This morning I am sitting in a friend’s kitchen in The Bahamas. Their dog Boss, who sleeps with me when I am here, is not feeling well.
I can tell this, not because he came up and said “Uncle Jim, I don’t feel well”, but because of his actions. Last evening he just wasn't his ebullient self. He was a little…quieter. Boss is usually pretty full of himself, and this was remarkable. At time for bed the dogs here all go out front for last call. Boss, who usually goes charging out into the yard to scare off any bad juju, was reserved. He went out and barely left the porch.
We came in and Boss went directly to his little bed. Now picture this: Boss is a 70 pound Potcake. He could sleep anywhere he wants-but he curls up into a tight little ball and crams himself into a bed at least one size too small. At the foot of my bed I have a large yellow dog crammed into a tiny circular doggie bed. And there Boss usually sleeps.
But at 2AM Boss got me up to go out. That was unusual. Then he wandered about aimlessly, finally walking back into the bedroom and curled up again.
Where he stayed. Through my getting up, shower, some early reading and writing. He was not interested in going out.
Now we are in the kitchen. He is curled up in another bed, and will not go out. His respiration is very rapid and shallow, he whines when his abdomen is palpitated, and he is just not right. So we will be calling the Vet, and likely make a Sunday trip in to have him checked.
I am sure Boss will be OK. Boss is not, however, the reason for this post. Instead, Boss’ morning is an illustration of one of our challenges in dealing with dogs. That challenge is communication.
Boss can’t tell me what is wrong. That is one of the reasons I respect Veterinarians (and Pediatricians) so much: none of their patients can tell them what is wrong. They have to observe, infer, poke, prod, and sometimes even make educated guesses.
Apart from illness we have lots of trouble with dog-human communication. It’s not usually on their part. They are sending messages all of the time. It is we who are failing to receive the information. We are missing the message. As Benjamin Hoff says in The Tao of Pooh, “Lots of people talk to animals…Not very many listen though…that’s the problem.”

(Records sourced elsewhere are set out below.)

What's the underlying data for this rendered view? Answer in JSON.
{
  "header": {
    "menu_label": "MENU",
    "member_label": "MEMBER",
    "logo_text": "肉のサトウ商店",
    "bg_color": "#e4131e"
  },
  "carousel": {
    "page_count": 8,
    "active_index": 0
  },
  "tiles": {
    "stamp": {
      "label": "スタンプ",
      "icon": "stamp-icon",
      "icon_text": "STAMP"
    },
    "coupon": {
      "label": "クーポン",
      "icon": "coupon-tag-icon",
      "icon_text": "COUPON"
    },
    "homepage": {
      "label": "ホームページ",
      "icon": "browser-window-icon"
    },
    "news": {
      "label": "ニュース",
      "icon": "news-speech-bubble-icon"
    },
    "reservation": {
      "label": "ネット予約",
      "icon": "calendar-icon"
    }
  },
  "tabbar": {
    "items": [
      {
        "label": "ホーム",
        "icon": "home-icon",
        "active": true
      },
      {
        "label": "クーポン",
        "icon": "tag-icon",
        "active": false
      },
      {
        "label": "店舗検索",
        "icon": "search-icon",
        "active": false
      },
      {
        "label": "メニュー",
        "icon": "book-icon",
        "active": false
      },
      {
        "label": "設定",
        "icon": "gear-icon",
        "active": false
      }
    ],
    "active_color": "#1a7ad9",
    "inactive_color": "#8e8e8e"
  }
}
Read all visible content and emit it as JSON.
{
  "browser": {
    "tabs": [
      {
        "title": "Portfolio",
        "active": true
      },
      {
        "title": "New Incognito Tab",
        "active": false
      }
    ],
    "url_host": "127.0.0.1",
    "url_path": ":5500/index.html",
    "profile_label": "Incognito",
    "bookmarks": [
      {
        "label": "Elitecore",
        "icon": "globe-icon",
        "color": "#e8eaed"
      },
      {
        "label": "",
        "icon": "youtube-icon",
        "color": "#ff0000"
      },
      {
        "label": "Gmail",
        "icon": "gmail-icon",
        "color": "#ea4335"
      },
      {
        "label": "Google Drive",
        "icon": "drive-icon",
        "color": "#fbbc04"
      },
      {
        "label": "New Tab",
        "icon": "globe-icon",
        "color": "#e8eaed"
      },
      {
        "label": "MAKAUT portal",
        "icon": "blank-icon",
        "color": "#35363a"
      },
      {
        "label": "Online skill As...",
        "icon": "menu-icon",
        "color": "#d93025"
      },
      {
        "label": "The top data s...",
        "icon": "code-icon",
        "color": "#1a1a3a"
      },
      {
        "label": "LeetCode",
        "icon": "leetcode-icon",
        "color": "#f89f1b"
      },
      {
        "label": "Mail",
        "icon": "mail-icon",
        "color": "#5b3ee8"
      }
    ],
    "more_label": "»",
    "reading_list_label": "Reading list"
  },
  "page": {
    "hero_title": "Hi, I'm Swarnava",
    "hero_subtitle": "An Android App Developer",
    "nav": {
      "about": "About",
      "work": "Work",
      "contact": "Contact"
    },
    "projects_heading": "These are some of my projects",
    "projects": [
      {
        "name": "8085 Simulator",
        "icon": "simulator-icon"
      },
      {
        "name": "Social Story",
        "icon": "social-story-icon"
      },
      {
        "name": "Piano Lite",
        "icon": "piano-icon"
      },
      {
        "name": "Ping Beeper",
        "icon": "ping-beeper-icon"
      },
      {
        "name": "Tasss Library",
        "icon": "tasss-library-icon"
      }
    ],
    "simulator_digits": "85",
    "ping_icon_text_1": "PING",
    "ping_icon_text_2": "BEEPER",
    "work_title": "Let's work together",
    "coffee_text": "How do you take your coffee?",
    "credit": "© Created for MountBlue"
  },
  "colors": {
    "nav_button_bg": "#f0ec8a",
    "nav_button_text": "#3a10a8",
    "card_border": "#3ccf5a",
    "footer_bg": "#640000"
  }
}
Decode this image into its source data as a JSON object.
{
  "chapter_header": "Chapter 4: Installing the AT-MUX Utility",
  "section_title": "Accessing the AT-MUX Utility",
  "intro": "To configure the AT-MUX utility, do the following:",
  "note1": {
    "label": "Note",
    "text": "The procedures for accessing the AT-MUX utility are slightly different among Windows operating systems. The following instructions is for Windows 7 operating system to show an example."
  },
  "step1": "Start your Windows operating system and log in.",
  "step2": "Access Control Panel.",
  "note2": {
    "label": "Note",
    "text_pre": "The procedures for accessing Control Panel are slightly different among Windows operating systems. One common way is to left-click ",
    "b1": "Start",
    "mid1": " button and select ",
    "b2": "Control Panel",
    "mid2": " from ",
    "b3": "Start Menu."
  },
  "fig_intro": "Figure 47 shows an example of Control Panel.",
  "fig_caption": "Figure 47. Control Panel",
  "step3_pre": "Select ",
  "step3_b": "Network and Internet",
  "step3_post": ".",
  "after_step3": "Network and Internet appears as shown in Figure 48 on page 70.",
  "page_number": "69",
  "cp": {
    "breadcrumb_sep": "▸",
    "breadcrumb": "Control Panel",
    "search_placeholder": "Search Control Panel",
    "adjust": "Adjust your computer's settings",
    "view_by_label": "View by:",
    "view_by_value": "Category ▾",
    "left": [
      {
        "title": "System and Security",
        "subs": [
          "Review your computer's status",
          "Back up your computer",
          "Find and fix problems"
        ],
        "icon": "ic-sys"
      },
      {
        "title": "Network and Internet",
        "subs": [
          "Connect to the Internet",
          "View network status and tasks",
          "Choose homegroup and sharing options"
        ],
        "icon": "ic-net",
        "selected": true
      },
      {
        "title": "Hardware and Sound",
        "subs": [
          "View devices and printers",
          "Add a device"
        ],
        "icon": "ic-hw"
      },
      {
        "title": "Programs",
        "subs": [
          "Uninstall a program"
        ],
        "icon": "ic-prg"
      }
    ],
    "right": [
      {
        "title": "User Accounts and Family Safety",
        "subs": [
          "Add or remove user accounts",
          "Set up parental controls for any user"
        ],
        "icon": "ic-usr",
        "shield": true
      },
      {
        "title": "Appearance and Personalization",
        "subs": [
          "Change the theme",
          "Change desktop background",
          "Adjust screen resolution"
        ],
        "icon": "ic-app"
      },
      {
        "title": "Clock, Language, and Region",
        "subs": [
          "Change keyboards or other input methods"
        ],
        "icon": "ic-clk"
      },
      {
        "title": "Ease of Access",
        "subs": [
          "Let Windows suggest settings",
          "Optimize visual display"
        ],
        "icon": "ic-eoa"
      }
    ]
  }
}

Lack of listening is the single most common source of the conflicts between dogs and humans that I face in my training, my rehab work, and the court cases that I am involved in. People don’t recognize the messages their dogs are sending.
Last time in “Mind the Gap” we talked about letting dogs make choices, particularly in approaching people. We talked about sending the message that we are not threats, and respecting a dog’s space. A dog that wants to maintain space is sending a message. When we disregard that message we get stronger signals, which may lead to a bite. And then we have the audacity to blame the dog for “snapping with no warning” when the dog was clearly speaking to us. The dog was trying to communicate; we ignored it.
Lack of communication leads to all kinds of trouble between canine and human. Dogs tell humans “I am afraid”. Humans ignore the message and needlessly stress dogs. Dogs tell humans “Please get away from my person-you are a threat” and humans label the dog vicious. Dogs tell Police Officers “HEY! You are on my turf! I don’t know you and you are doing scary things!” Police Officers, with completely different agendas, answering calls for help from the people there, misjudge the message. With little knowledge of how to communicate with dogs, they react with actions more suited to threats from humans and tragedy strikes.
We are communicators. We, as humans, are storytellers. Storytelling is, according to some anthropologists, the essential quality of being human. But animals communicate too. Our dogs may not be able to tell us about the time they went to band camp and…. But they do communicate. They tell us their needs, their feelings, their worries and concerns-all in the moment. It is up to us to listen and receive the message, and then use that communication to modify our actions.
Boss will be fine. Boss sent a clear message. I noticed – and understood – “I don’t feel well and need a bit of help here. Maybe you need to call Dr. Grant and let us talk. He has stuff that makes me feel better.” Dr. Grant checked and Boss had simply strained an old back injury. He is back to his normal self, still curling up in a bed three sizes too small.
Our dogs are speaking to us. We have the responsibility to listen.